It wasn't long after that before I realized that everyone- even Darry- was being extra-nice to me today, probably because it was my last day. To be honest, it felt pretty good to be in the spotlight for once. Even my dad was paying attention to me more than usual, and he usually reserves that attention for Darry.

There I go again, ruining a perfectly good mood. Maybe I did need some time away from everyone I knew, from Tulsa even. Maybe that would solve my other problem- the one that wasn't magical- of over-analyzing everything.

Later, after having a picnic lunch of Mom's famous secret-ingredient sandwiches (No one knew what she actually put in there, but I had a feeling that maybe I didn't really wanna know. The sandwiches tasted amazing, though, and that was what mattered.) , I got to choose what we did next and soon we were on our way to a local museum I've wanted to visit for a long while but never had the chance. Then after dinner, to the movies for a double-feature.

During the whole thing, I could tell that Soda was bored to death, but trying not to show it for my sake. I felt bad- these were things nobody else in my family except me enjoyed, and I was the only person having the slightest amount of fun.

As the first show at the theatre ended, I told the rest of them that they were free to go home. I could call someone to pick me up when the movie finished. It was no use making them stay here.

They all tried to hide their enthusiasm at the suggestion, and after countless instructions to be careful, I was finally left alone. I preferred it this way anyway... always have.

It was a lot easier to sink into the second movie without bored people beside me fidgeting every two seconds and whispering about the time. So the movie was over in a flash, and I was soon out of the theatre, at a pay phone, and remembering that I didn't have the slightest amount of money.

Yeah, I don't use my head.

I sighed, starting the long walk home while the sun slowly started to set around me. It was such a perfect place to watch the sunset that I forgot walking home very quickly, and just stood there and watched the colours until the sun had disappeared completely below the horizon.

It was only when it was almost completely dark when I remembered I still needed to get home, and it wasn't the best idea to be a greaser all alone outside when it was dark. It was worse to be the one greaser rumoured to be a freak of nature as well.

It wasn't like I would get jumped or anything, I encouraged myself without a lot of conviction. I was small for eleven and our only rivals- Socs- didn't usually jump kids that were more than a head shorter than them. It would be bad for their reputation, and wouldn't be much of a fight anyway.

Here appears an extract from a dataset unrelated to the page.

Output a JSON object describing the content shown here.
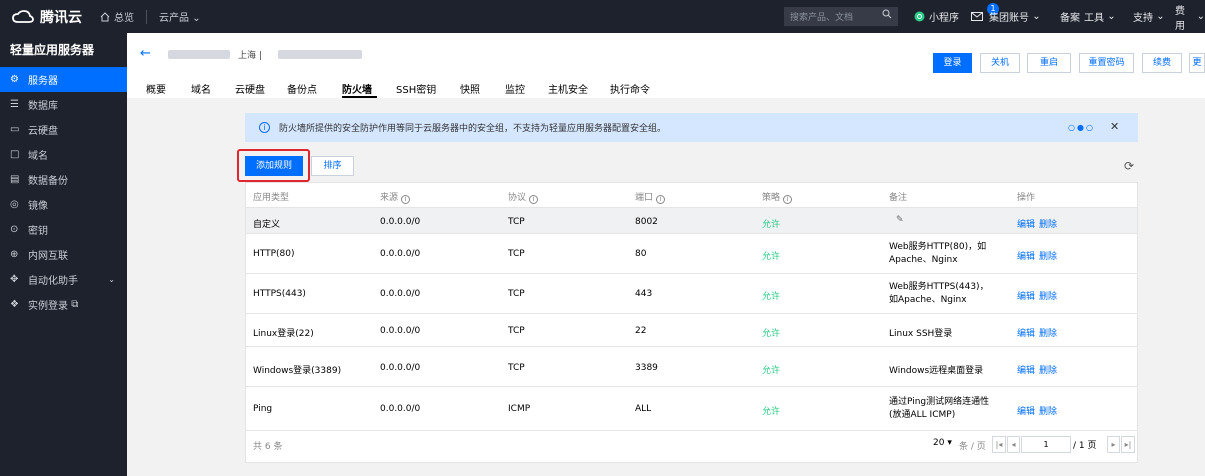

But I was an exception. And my family and the gang knew this- that's why "being careful" was a lecture drilled into my head. I could recite my mom's version by heart- it was the one that never changed- but I could never remember when it mattered.

Sometimes I think I get why Steve and Darry don't really like me.

I still had about three and a half blocks to walk when they cornered me. Three tall, massive, and well-muscled Socs with strange expressions on their faces stepped out from an alleyway, seemingly waiting for me.

I backed up from them slowly, wanting to run but too afraid to even yell.

"Well, well, well, if it isn't the greasy little freak we've all heard so many rumours about," one particularly tall one said, making my hair stand on end.

"Why don't we test to see if you really have the "magical abilities" your little friend was raving on about while drunk in a bar."

As if this was a cue, all three held out weapons- a switchblade, a piece of lead pipe, even a heater- and walked almost casually towards me. They held the weapons so loosely you'd think they were just pieces of garbage or something.

They grinned, looking like this was just a game to them. Subconsciously, I knew they wouldn't dare use anything. But my conscious brain was screaming "DANGER!" at me.

"Go ahead, grease. Use you so-called "powers" to get away. We're all watching."

Sorry for the cliffie, but I just couldn't resist. ;) Please review!